On March 17, 2013, I decided to quit thinking negatively. More accurately, I decided to start thinking wholesomely.
I immediately noticed two things. First, my life began to change in deep ways — conversations, professional work, relationships, attitudes about everything.
The second thing I noticed came as a monumental surprise.
Almost all my friends and acquaintances had negative thinking habits, too. I heard it in their enthusiastic complaining along a variety of topics laced with disrespectful tones that no longer interested me.
These people’s negativity surfaced, for instance, as fear of failure, fear of material success, reluctance to face conflict, pessimistic opinions about their body or brain, determination to give their clients or employers less than what they agreed to do in return for a check and a preoccupation with defending pet peeves.
Then I realized that these wonderful people considered me positive if I joined in their negativity. But I didn’t have it in me anymore.
My new outlook opened my eyes to many kinds of negative thinking that I had cherished my entire life. Here are a mere few of them.
Valuing people on the basis of how their ideas line up with mine. Do they like the current president? If so, they probably hate America and want to marry jihadists. Do they detest the current president? If so, they probably hate women and minorities and want to deport all immigrants.
The disgusting habit of slapping a label on anyone whose opinions don’t fall in line with mine comes out of an assumption that I am better than you because — thank God — I think better than you do.
When I’m that impressed with my passionate logic, it’s easy to assume God thinks exactly like I do. And, just imagine, political ideas are one of a thousand categories that negative thinking can hijack. Judgmental thinking always masquerades as righteous intelligence.
Keeping track of people’s faults. I don’t know the exact number, but I can put up with only so many imperfections in others before I need them to prove why they deserve my respect. And no, I’m not keeping track of my own faults, because nobody’s perfect, and I’m not trying to be a horse’s behind like some folks apparently want to be.
Expecting little good from others. I might think I’m minding my own business or avoiding disappointment, but low expectations of others often indicates a cynical mindset and an inability to see a brighter potential for myself or others. Daring to expect more of others is easier when I remember my own limitations and the many times people have helped me.
When I believe in others, I behave toward them in ways that increase the chance of favorable, even heroic, results. Also, getting in people’s way or preparing a critical commentary of them feels totally out of place when I choose to believe in them.
Preferring problems to solutions. Don’t we all want to get rid of our problems? Not really.
If we did, we’d have to give up our favorite vices.
How boring life would be if we had to quit feeling sorry for ourselves, quit worrying about expenses and investments, quit dissecting other people’s minds, stop micro-managing family members, stop picking on people we don’t like, or quit straining to get others to see things our way.
I used to enjoy meditating on my problems and complaints. How horrified I was when a veteran toxic thinker explained that I wanted my problems more than I wanted solutions, as she did before someone set her straight.
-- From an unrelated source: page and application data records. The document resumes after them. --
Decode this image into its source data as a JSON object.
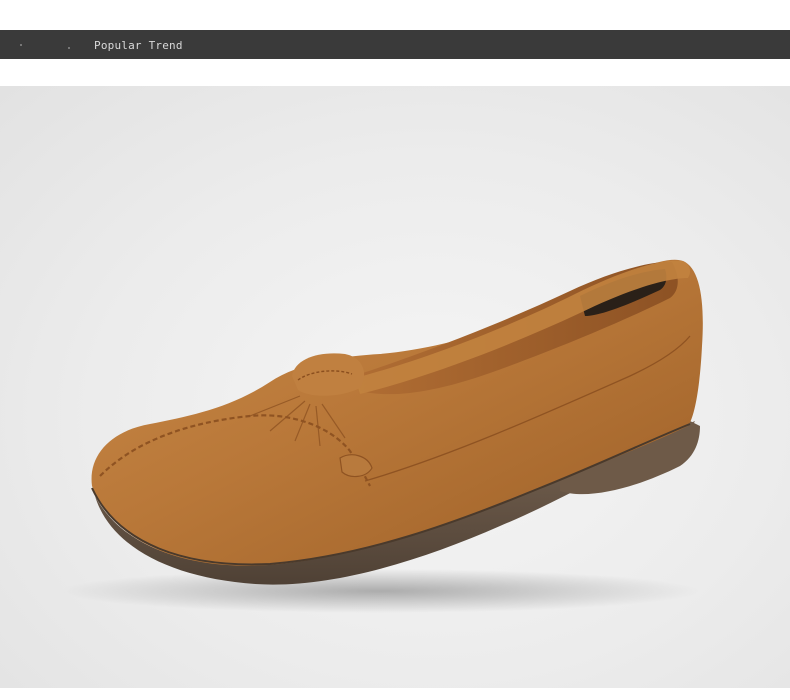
{
  "header": {
    "title": "Popular Trend"
  },
  "photo": {
    "subject": "tan-leather-loafer"
  },
  "colors": {
    "header_bg": "#3a3a3a",
    "header_text": "#d9d9d9",
    "leather": "#b67637",
    "sole": "#6b5a49"
  }
}
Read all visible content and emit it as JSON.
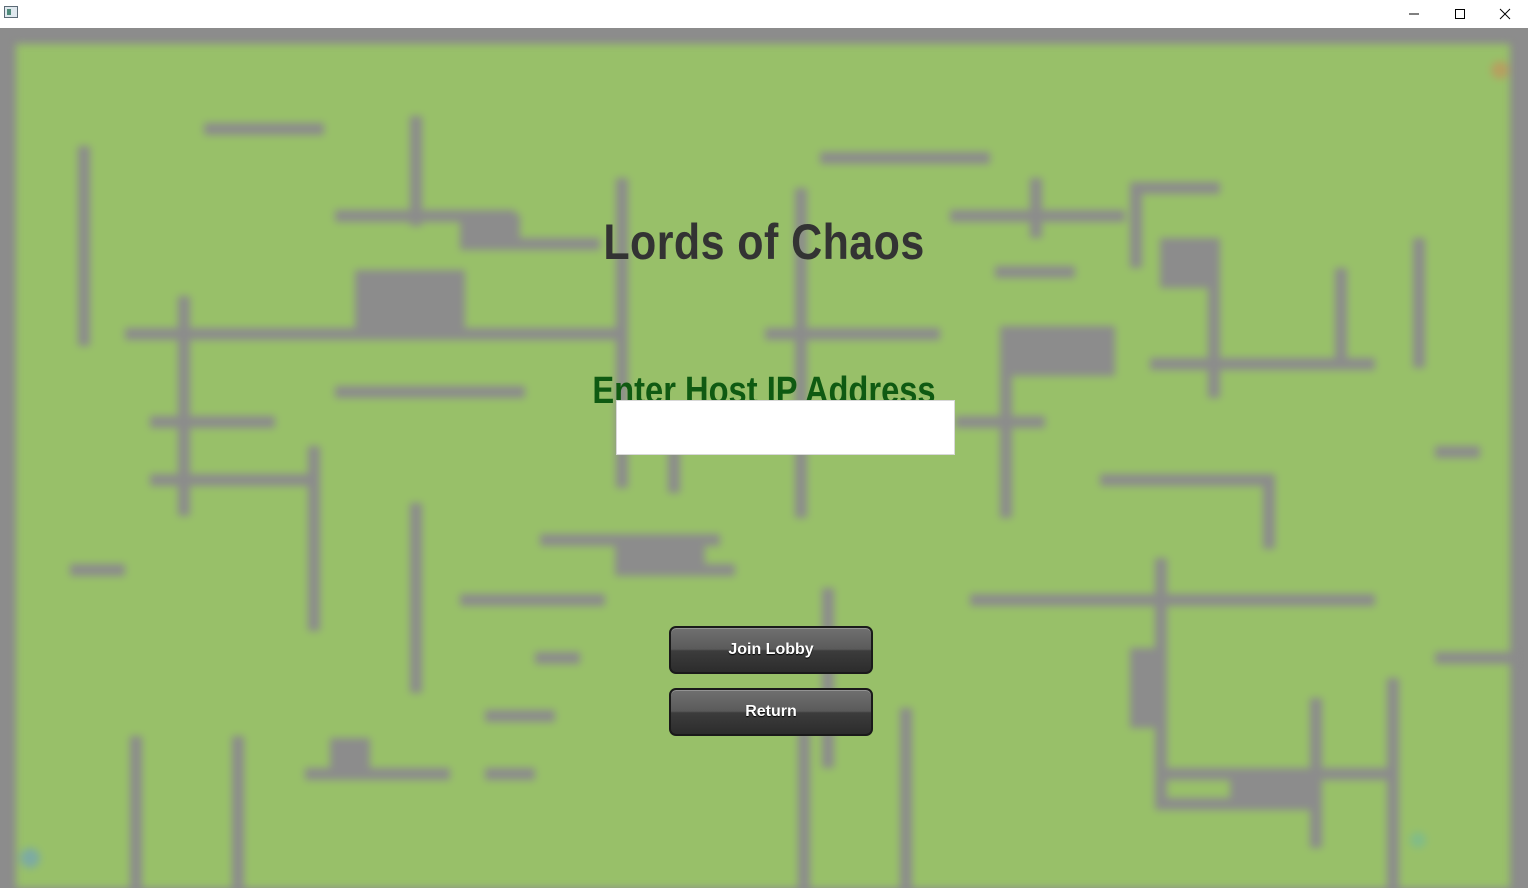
{
  "window": {
    "icon": "app-window-icon",
    "controls": [
      "minimize-icon",
      "maximize-icon",
      "close-icon"
    ]
  },
  "game": {
    "title": "Lords of Chaos",
    "prompt": "Enter Host IP Address",
    "ip_input": {
      "value": "",
      "placeholder": ""
    },
    "buttons": {
      "join": "Join Lobby",
      "return": "Return"
    }
  },
  "colors": {
    "field": "#98c069",
    "walls": "#8c8c8c",
    "title": "#333333",
    "prompt": "#0f5a12",
    "button": "#3c3c3c"
  }
}
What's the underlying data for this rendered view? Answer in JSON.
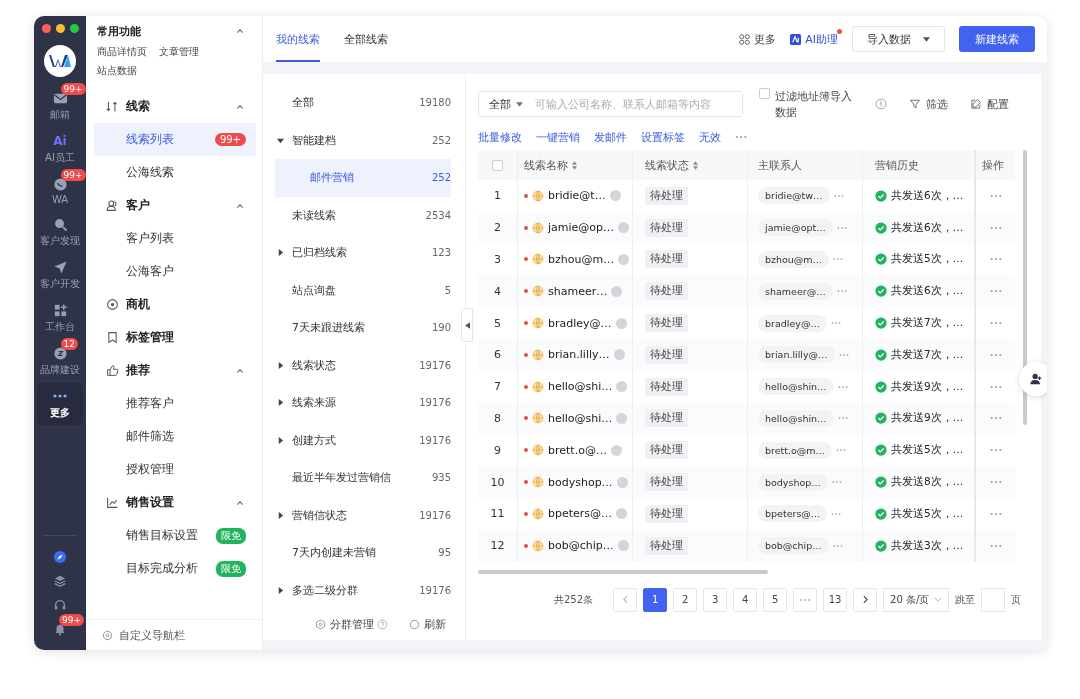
{
  "rail": {
    "items": [
      {
        "label": "邮箱",
        "badge": "99+",
        "selected": false
      },
      {
        "label": "AI员工",
        "glyph": "Ai",
        "selected": false
      },
      {
        "label": "WA",
        "badge": "99+",
        "selected": false
      },
      {
        "label": "客户发现",
        "selected": false
      },
      {
        "label": "客户开发",
        "selected": false
      },
      {
        "label": "工作台",
        "selected": false
      },
      {
        "label": "品牌建设",
        "badge": "12",
        "selected": false
      },
      {
        "label": "更多",
        "selected": true
      }
    ],
    "bell_badge": "99+"
  },
  "nav": {
    "sections": [
      {
        "kind": "quick",
        "title": "常用功能",
        "expanded": true,
        "children": [
          {
            "label": "商品详情页"
          },
          {
            "label": "文章管理"
          },
          {
            "label": "站点数据"
          }
        ]
      },
      {
        "kind": "group",
        "title": "线索",
        "expanded": true,
        "children": [
          {
            "label": "线索列表",
            "selected": true,
            "badge": {
              "text": "99+",
              "color": "#ee4d4d"
            }
          },
          {
            "label": "公海线索",
            "selected": false
          }
        ]
      },
      {
        "kind": "group",
        "title": "客户",
        "expanded": true,
        "children": [
          {
            "label": "客户列表",
            "selected": false
          },
          {
            "label": "公海客户",
            "selected": false
          }
        ]
      },
      {
        "kind": "single",
        "title": "商机"
      },
      {
        "kind": "single",
        "title": "标签管理"
      },
      {
        "kind": "group",
        "title": "推荐",
        "expanded": true,
        "children": [
          {
            "label": "推荐客户",
            "selected": false
          },
          {
            "label": "邮件筛选",
            "selected": false
          },
          {
            "label": "授权管理",
            "selected": false
          }
        ]
      },
      {
        "kind": "group",
        "title": "销售设置",
        "expanded": true,
        "children": [
          {
            "label": "销售目标设置",
            "selected": false,
            "badge": {
              "text": "限免",
              "color": "#22b35e"
            }
          },
          {
            "label": "目标完成分析",
            "selected": false,
            "badge": {
              "text": "限免",
              "color": "#22b35e"
            }
          }
        ]
      }
    ],
    "footer": "自定义导航栏"
  },
  "tabs": [
    {
      "label": "我的线索",
      "selected": true
    },
    {
      "label": "全部线索",
      "selected": false
    }
  ],
  "actions": {
    "more": "更多",
    "ai": "AI助理",
    "ai_dot": true,
    "import": "导入数据",
    "create": "新建线索"
  },
  "groups": {
    "items": [
      {
        "label": "全部",
        "count": "19180",
        "selected": false
      },
      {
        "label": "智能建档",
        "count": "252",
        "selected": false,
        "expanded": true,
        "children": [
          {
            "label": "邮件营销",
            "count": "252",
            "selected": true
          }
        ]
      },
      {
        "label": "未读线索",
        "count": "2534",
        "selected": false
      },
      {
        "label": "已归档线索",
        "count": "123",
        "selected": false,
        "expanded": false
      },
      {
        "label": "站点询盘",
        "count": "5",
        "selected": false
      },
      {
        "label": "7天未跟进线索",
        "count": "190",
        "selected": false
      },
      {
        "label": "线索状态",
        "count": "19176",
        "selected": false,
        "expanded": false
      },
      {
        "label": "线索来源",
        "count": "19176",
        "selected": false,
        "expanded": false
      },
      {
        "label": "创建方式",
        "count": "19176",
        "selected": false,
        "expanded": false
      },
      {
        "label": "最近半年发过营销信",
        "count": "935",
        "selected": false
      },
      {
        "label": "营销信状态",
        "count": "19176",
        "selected": false,
        "expanded": false
      },
      {
        "label": "7天内创建未营销",
        "count": "95",
        "selected": false
      },
      {
        "label": "多选二级分群",
        "count": "19176",
        "selected": false,
        "expanded": false
      }
    ],
    "manage": "分群管理",
    "refresh": "刷新"
  },
  "filter": {
    "scope": "全部",
    "placeholder": "可输入公司名称、联系人邮箱等内容",
    "option": {
      "label": "过滤地址簿导入数据",
      "checked": false
    },
    "filter": "筛选",
    "config": "配置"
  },
  "bulk_actions": [
    "批量修改",
    "一键营销",
    "发邮件",
    "设置标签",
    "无效"
  ],
  "table": {
    "select_all": false,
    "columns": [
      {
        "label": "线索名称",
        "sortable": true
      },
      {
        "label": "线索状态",
        "sortable": true
      },
      {
        "label": "主联系人",
        "sortable": false
      },
      {
        "label": "营销历史",
        "sortable": false
      },
      {
        "label": "操作",
        "sortable": false
      }
    ],
    "rows": [
      {
        "no": "1",
        "name": "bridie@t…",
        "status": "待处理",
        "contact": "bridie@tw…",
        "history": "共发送6次，…"
      },
      {
        "no": "2",
        "name": "jamie@op…",
        "status": "待处理",
        "contact": "jamie@opt…",
        "history": "共发送6次，…"
      },
      {
        "no": "3",
        "name": "bzhou@m…",
        "status": "待处理",
        "contact": "bzhou@m…",
        "history": "共发送5次，…"
      },
      {
        "no": "4",
        "name": "shameer…",
        "status": "待处理",
        "contact": "shameer@…",
        "history": "共发送6次，…"
      },
      {
        "no": "5",
        "name": "bradley@…",
        "status": "待处理",
        "contact": "bradley@…",
        "history": "共发送7次，…"
      },
      {
        "no": "6",
        "name": "brian.lilly…",
        "status": "待处理",
        "contact": "brian.lilly@…",
        "history": "共发送7次，…"
      },
      {
        "no": "7",
        "name": "hello@shi…",
        "status": "待处理",
        "contact": "hello@shin…",
        "history": "共发送9次，…"
      },
      {
        "no": "8",
        "name": "hello@shi…",
        "status": "待处理",
        "contact": "hello@shin…",
        "history": "共发送9次，…"
      },
      {
        "no": "9",
        "name": "brett.o@…",
        "status": "待处理",
        "contact": "brett.o@m…",
        "history": "共发送5次，…"
      },
      {
        "no": "10",
        "name": "bodyshop…",
        "status": "待处理",
        "contact": "bodyshop…",
        "history": "共发送8次，…"
      },
      {
        "no": "11",
        "name": "bpeters@…",
        "status": "待处理",
        "contact": "bpeters@…",
        "history": "共发送5次，…"
      },
      {
        "no": "12",
        "name": "bob@chip…",
        "status": "待处理",
        "contact": "bob@chip…",
        "history": "共发送3次，…"
      }
    ]
  },
  "pagination": {
    "total": "共252条",
    "pages": [
      {
        "kind": "page",
        "label": "1",
        "selected": true
      },
      {
        "kind": "page",
        "label": "2",
        "selected": false
      },
      {
        "kind": "page",
        "label": "3",
        "selected": false
      },
      {
        "kind": "page",
        "label": "4",
        "selected": false
      },
      {
        "kind": "page",
        "label": "5",
        "selected": false
      },
      {
        "kind": "gap"
      },
      {
        "kind": "page",
        "label": "13",
        "selected": false
      }
    ],
    "page_size": "20 条/页",
    "jump": "跳至",
    "jump_suffix": "页"
  }
}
She was right! I had cuddled up to my problems like a child with a thumb in his mouth and an inseparable teddy bear and blanky in the other hand.
Negative thinking is sometimes bold and obvious and sometimes camouflaged. As soon as you quit justifying your negative thoughts, your mind and your conversation change.
Thinking wholesomely, boldly, respectfully, constructively requires deliberate effort. It doesn’t come naturally, and it’s not something to attempt all by yourself. It’s a matter of intellect, spiritual discipline and reinforcement from people who are on the same, unending journey.
Max T. Russell writes for the international business intelligence community. You can contact him via his website, maxtrussell.com.